Love is normally portrayed in romantic fiction as a form of self-fulfillment. Do you think our culture’s emphasis on “romance” helps or hinders love?
Thomas: I think it’s a serious impediment to deep and lasting love. I call it “The Myth of the Everything Relationship” – this idea that one other person can fulfill or complete you. Approaching a relationship like that puts an unbelievable amount of pressure on the other party and the very fabric of the relationship. I obliquely address this in the book, but I don’t want to spell out where, lest I spoil any surprises.
What advice would you give to people struggling with same sex attraction?
Thomas: First, it’s not an “identity” or an “orientation”. It’s part of the struggle of existence. I’ve been happily married for 33 years now, but at times women other than my wife have caught my eye. Does that make me “poly”? Does that have some mystical implication for my marriage? No, and no – it just means I’m a human struggling in my fallen state.
Some of the most insightful writing on this topic has been done by a minister named Leanne Payne. All her works are great, but I’d particularly recommend The Broken Image as a book to help understand and deal with SSA.
Who is your favorite character in The Accidental Marriage? And why?
Thomas: That would be Helge Sykes of Big Springs. Other authors will know what I mean when I say that she was a character who just showed up and took over. When I was plotting out the story, I knew something was going to happen to Scott and Megan on their way back home to Michigan. When I was looking at a map and filling in details in my mind, this dusty green minivan pulled up and this rough-cut Nebraska housewife came stomping out. From there, she pretty much took over that section of the story. In my opinion, she’s the most three-dimensional, true-to-life character in the book (though I hope all of them are.)

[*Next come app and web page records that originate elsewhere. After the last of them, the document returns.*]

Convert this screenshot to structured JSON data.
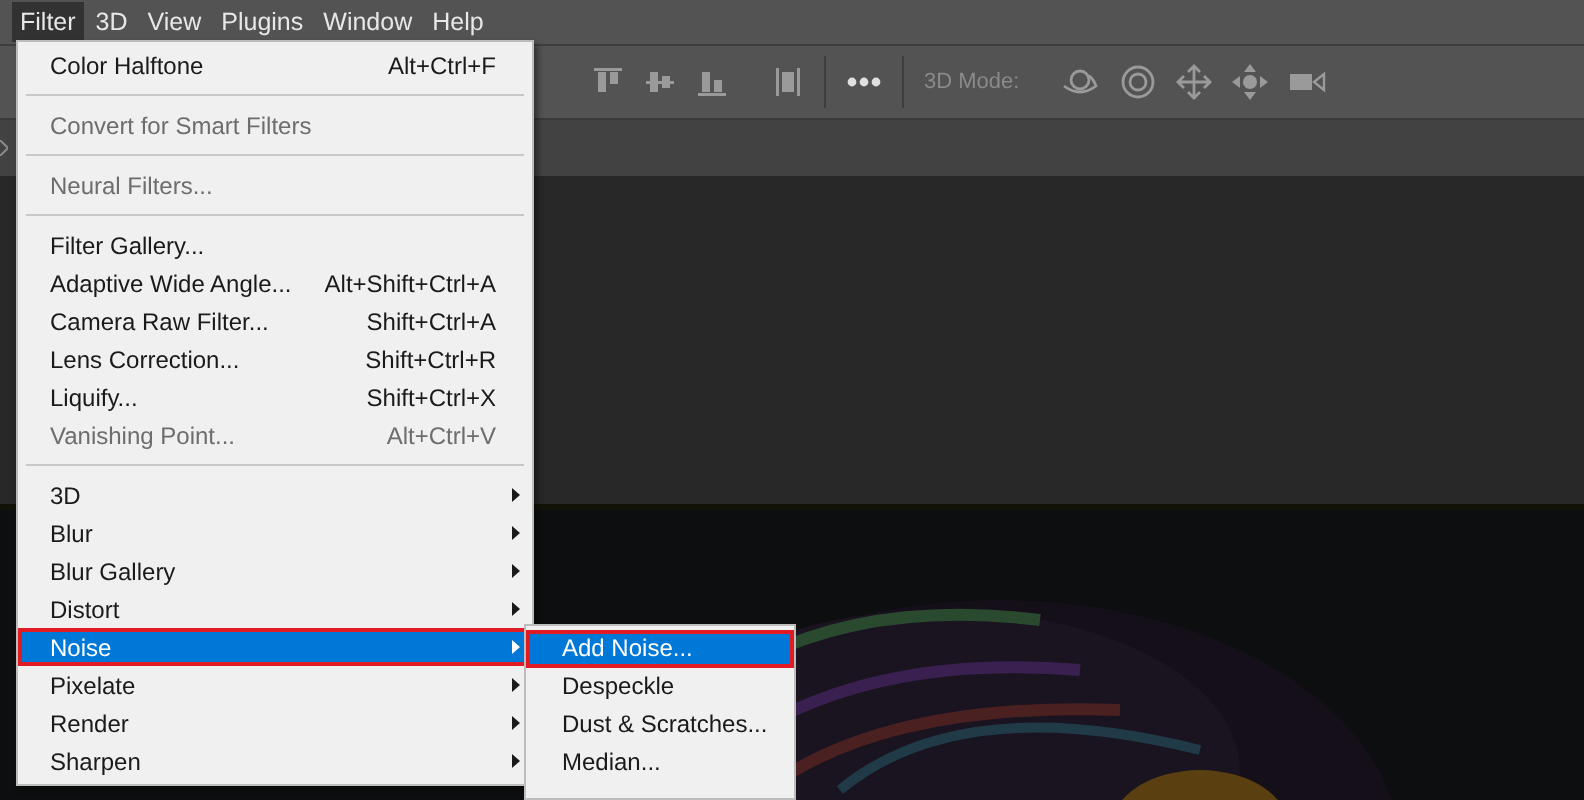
{
  "menu_bar": [
    {
      "label": "Filter",
      "selected": true
    },
    {
      "label": "3D",
      "selected": false
    },
    {
      "label": "View",
      "selected": false
    },
    {
      "label": "Plugins",
      "selected": false
    },
    {
      "label": "Window",
      "selected": false
    },
    {
      "label": "Help",
      "selected": false
    }
  ],
  "options_bar": {
    "mode_label": "3D Mode:"
  },
  "filter_menu": {
    "items": [
      {
        "kind": "item",
        "label": "Color Halftone",
        "shortcut": "Alt+Ctrl+F",
        "disabled": false,
        "selected": false,
        "outlined": false
      },
      {
        "kind": "separator"
      },
      {
        "kind": "item",
        "label": "Convert for Smart Filters",
        "disabled": true,
        "selected": false,
        "outlined": false
      },
      {
        "kind": "separator"
      },
      {
        "kind": "item",
        "label": "Neural Filters...",
        "disabled": true,
        "selected": false,
        "outlined": false
      },
      {
        "kind": "separator"
      },
      {
        "kind": "item",
        "label": "Filter Gallery...",
        "disabled": false,
        "selected": false,
        "outlined": false
      },
      {
        "kind": "item",
        "label": "Adaptive Wide Angle...",
        "shortcut": "Alt+Shift+Ctrl+A",
        "disabled": false,
        "selected": false,
        "outlined": false
      },
      {
        "kind": "item",
        "label": "Camera Raw Filter...",
        "shortcut": "Shift+Ctrl+A",
        "disabled": false,
        "selected": false,
        "outlined": false
      },
      {
        "kind": "item",
        "label": "Lens Correction...",
        "shortcut": "Shift+Ctrl+R",
        "disabled": false,
        "selected": false,
        "outlined": false
      },
      {
        "kind": "item",
        "label": "Liquify...",
        "shortcut": "Shift+Ctrl+X",
        "disabled": false,
        "selected": false,
        "outlined": false
      },
      {
        "kind": "item",
        "label": "Vanishing Point...",
        "shortcut": "Alt+Ctrl+V",
        "disabled": true,
        "selected": false,
        "outlined": false
      },
      {
        "kind": "separator"
      },
      {
        "kind": "submenu",
        "label": "3D",
        "disabled": false,
        "selected": false,
        "outlined": false
      },
      {
        "kind": "submenu",
        "label": "Blur",
        "disabled": false,
        "selected": false,
        "outlined": false
      },
      {
        "kind": "submenu",
        "label": "Blur Gallery",
        "disabled": false,
        "selected": false,
        "outlined": false
      },
      {
        "kind": "submenu",
        "label": "Distort",
        "disabled": false,
        "selected": false,
        "outlined": false
      },
      {
        "kind": "submenu",
        "label": "Noise",
        "disabled": false,
        "selected": true,
        "outlined": true
      },
      {
        "kind": "submenu",
        "label": "Pixelate",
        "disabled": false,
        "selected": false,
        "outlined": false
      },
      {
        "kind": "submenu",
        "label": "Render",
        "disabled": false,
        "selected": false,
        "outlined": false
      },
      {
        "kind": "submenu",
        "label": "Sharpen",
        "disabled": false,
        "selected": false,
        "outlined": false
      }
    ]
  },
  "noise_submenu": {
    "items": [
      {
        "label": "Add Noise...",
        "selected": true,
        "outlined": true
      },
      {
        "label": "Despeckle",
        "selected": false,
        "outlined": false
      },
      {
        "label": "Dust & Scratches...",
        "selected": false,
        "outlined": false
      },
      {
        "label": "Median...",
        "selected": false,
        "outlined": false
      }
    ]
  }
}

Who are some of your favorite novelists?
Thomas: I practically grew up on C.S. Lewis’ Narnia Chronicles, but also love Tolkien, Kipling, J.K. Rowling, and C.J. Cherryh. My wife and I have just picked up an author who’s new to us – Lois McMaster Bujold – and we are liking her works.
What other things have you written?
Thomas: Over 20 years ago Ignatius Press published my only work to yet make it to print: The Last Ugly Person, a collection of stories. They also picked up another collection I wrote, called The Ghosts of Midgard Manor, but they haven’t yet published that. I once wrote a novel for my children, a Narnia-like tale called The Crown Jewels of Undlar, but that’s never been published. Neither has the sequel to Numaris, which was a story in Last Ugly. Someday I may pick that up again, but it’ll need a lot of cleaning up before I take it anywhere.
Do you have any advice for Catholic authors?
Thomas: Read good literature. Immerse yourself in it, because that will give you a sense of what good writing looks like. Be prepared to write and discard thousands of words. Write a story and tuck it away for six months, then pull it out and see how it reads. Early on, you’re going to find yourself wrinkling your nose at what you put on paper, but the more you do it (while immersing yourself in good writing), the better you’ll get. I wrote reams of garbage in my early years, and ultimately threw most of it away. Eventually my skills started getting better (not that I’m a memorable author yet.)
Are you working on anything new?
Thomas: I have two manuscripts in for consideration at Ignatius right now, and will shortly begin plotting another one. I don’t want to go on about those, because no decision has yet been made on them.